Data records:

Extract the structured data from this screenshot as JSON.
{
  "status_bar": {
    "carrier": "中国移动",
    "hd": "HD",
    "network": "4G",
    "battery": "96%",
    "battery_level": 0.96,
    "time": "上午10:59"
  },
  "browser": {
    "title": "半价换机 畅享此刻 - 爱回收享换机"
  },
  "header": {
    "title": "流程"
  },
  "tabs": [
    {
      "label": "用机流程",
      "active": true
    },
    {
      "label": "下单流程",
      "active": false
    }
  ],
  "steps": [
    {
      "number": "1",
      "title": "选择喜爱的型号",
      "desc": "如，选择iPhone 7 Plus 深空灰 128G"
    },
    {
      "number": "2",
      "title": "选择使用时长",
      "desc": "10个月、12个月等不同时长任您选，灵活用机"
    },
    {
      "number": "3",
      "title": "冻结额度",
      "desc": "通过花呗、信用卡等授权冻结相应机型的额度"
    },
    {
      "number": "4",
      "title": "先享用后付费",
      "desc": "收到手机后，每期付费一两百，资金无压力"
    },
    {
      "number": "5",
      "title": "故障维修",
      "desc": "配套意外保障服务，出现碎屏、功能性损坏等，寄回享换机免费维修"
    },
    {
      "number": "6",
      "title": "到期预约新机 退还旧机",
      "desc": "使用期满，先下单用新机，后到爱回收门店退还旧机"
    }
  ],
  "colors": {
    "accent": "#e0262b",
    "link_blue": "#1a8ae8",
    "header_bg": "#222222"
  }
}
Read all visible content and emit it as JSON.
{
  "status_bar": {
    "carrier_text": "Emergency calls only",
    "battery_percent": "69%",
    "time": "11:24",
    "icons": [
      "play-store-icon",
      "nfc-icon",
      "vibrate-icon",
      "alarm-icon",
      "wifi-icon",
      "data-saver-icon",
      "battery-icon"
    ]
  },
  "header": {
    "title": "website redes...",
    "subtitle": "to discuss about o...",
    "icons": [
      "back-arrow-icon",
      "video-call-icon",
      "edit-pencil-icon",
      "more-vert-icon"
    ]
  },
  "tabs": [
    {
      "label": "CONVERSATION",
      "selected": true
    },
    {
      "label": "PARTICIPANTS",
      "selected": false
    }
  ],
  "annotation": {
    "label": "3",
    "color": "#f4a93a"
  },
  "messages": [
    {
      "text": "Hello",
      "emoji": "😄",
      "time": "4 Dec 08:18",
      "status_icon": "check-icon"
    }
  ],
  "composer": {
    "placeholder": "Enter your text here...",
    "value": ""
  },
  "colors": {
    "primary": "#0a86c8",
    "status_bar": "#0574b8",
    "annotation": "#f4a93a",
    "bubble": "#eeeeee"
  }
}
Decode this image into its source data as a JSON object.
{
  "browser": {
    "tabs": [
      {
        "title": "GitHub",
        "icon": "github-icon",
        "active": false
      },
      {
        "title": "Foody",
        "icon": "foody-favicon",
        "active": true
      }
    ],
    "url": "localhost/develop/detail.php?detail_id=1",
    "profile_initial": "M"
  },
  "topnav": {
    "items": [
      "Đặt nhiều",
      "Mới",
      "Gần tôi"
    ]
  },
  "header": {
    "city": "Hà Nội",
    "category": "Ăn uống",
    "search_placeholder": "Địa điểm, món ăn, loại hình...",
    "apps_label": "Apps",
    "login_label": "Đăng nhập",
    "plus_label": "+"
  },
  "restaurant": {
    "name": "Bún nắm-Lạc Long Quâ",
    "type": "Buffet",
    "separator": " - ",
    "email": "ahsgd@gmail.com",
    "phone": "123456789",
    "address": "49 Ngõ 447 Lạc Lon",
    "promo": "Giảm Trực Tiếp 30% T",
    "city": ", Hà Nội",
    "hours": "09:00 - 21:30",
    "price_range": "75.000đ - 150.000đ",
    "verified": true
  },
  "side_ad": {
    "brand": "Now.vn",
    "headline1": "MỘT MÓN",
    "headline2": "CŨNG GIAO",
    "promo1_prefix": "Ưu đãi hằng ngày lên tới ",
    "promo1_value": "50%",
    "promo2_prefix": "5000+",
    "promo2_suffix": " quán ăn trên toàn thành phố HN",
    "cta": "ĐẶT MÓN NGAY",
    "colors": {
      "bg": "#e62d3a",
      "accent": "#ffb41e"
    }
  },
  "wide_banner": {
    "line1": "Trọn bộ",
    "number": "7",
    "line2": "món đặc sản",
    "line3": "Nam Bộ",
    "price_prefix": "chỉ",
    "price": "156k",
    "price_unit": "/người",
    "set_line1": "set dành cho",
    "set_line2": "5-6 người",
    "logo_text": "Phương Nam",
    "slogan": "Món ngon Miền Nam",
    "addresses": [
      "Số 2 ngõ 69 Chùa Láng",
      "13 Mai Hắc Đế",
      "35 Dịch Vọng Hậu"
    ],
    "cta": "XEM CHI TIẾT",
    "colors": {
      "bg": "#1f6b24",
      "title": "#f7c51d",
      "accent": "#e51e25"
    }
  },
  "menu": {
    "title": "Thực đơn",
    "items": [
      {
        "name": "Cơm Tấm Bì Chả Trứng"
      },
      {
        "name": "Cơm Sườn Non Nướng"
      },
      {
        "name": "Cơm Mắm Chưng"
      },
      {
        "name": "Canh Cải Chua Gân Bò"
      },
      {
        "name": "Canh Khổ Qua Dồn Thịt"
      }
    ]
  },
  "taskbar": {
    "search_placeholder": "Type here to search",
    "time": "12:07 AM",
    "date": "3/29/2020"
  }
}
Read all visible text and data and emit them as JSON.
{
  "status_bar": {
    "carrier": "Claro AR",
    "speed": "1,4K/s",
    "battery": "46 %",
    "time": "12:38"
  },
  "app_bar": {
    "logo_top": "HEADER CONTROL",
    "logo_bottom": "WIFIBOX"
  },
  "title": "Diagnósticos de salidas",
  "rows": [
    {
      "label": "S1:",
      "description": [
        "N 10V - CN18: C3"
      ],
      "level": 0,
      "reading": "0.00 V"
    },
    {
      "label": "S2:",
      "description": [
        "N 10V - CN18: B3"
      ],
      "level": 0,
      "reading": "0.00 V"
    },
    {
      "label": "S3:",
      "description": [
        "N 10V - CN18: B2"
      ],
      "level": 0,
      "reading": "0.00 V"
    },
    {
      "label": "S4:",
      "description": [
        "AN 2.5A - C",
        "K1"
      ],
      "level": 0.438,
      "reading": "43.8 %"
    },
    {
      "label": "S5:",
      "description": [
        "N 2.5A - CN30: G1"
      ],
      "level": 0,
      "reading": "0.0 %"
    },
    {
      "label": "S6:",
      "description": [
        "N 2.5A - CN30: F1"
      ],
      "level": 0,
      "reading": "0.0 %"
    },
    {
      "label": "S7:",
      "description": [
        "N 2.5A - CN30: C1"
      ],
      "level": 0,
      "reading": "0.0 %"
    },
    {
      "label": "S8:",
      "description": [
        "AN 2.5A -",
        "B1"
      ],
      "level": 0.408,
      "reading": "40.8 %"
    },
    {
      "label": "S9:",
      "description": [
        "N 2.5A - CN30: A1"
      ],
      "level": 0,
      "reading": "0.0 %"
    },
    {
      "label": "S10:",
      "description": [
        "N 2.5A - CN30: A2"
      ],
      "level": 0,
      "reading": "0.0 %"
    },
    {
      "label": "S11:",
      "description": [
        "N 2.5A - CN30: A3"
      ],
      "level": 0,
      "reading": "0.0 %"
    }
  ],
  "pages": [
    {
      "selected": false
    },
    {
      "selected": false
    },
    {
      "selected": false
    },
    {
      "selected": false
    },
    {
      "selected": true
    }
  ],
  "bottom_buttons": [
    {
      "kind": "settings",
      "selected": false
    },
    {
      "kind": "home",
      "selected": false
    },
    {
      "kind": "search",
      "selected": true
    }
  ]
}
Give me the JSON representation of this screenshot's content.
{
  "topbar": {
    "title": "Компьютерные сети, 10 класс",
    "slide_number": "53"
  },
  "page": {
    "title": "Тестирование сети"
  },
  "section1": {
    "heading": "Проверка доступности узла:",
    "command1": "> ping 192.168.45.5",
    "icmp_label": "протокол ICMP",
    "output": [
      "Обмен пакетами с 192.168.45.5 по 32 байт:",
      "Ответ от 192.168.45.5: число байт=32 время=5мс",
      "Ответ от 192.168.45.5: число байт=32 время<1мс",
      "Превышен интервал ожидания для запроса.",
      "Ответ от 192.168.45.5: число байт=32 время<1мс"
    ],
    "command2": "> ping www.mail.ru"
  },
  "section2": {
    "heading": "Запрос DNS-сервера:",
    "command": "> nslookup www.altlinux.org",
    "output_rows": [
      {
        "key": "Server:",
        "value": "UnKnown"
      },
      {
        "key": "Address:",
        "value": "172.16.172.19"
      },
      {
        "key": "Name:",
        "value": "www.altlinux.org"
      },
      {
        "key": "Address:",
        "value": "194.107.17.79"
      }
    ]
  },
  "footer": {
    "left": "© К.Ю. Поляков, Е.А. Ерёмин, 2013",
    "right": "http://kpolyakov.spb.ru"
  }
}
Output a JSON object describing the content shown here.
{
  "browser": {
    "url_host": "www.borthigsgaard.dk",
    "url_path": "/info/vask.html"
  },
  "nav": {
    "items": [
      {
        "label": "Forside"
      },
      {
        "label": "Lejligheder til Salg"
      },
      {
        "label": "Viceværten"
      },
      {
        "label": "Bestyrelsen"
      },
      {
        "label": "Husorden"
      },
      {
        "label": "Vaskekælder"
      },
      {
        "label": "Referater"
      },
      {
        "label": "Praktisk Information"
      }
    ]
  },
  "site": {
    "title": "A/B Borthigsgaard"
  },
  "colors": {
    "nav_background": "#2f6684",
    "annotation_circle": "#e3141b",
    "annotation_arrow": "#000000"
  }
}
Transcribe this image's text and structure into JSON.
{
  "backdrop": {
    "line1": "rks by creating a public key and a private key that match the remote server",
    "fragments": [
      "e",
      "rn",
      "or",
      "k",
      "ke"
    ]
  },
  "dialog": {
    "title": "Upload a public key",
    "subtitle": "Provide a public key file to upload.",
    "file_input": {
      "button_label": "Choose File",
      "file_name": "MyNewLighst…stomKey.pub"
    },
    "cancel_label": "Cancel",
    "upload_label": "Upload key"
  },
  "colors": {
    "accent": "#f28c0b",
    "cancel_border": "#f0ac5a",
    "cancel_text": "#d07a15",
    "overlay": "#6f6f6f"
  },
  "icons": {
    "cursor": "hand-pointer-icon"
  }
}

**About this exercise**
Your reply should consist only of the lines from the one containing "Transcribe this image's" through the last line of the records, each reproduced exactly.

**Exercise result**
Transcribe this image's text and structure into JSON.
{
  "backdrop": {
    "line1": "rks by creating a public key and a private key that match the remote server",
    "fragments": [
      "e",
      "rn",
      "or",
      "k",
      "ke"
    ]
  },
  "dialog": {
    "title": "Upload a public key",
    "subtitle": "Provide a public key file to upload.",
    "file_input": {
      "button_label": "Choose File",
      "file_name": "MyNewLighst…stomKey.pub"
    },
    "cancel_label": "Cancel",
    "upload_label": "Upload key"
  },
  "colors": {
    "accent": "#f28c0b",
    "cancel_border": "#f0ac5a",
    "cancel_text": "#d07a15",
    "overlay": "#6f6f6f"
  },
  "icons": {
    "cursor": "hand-pointer-icon"
  }
}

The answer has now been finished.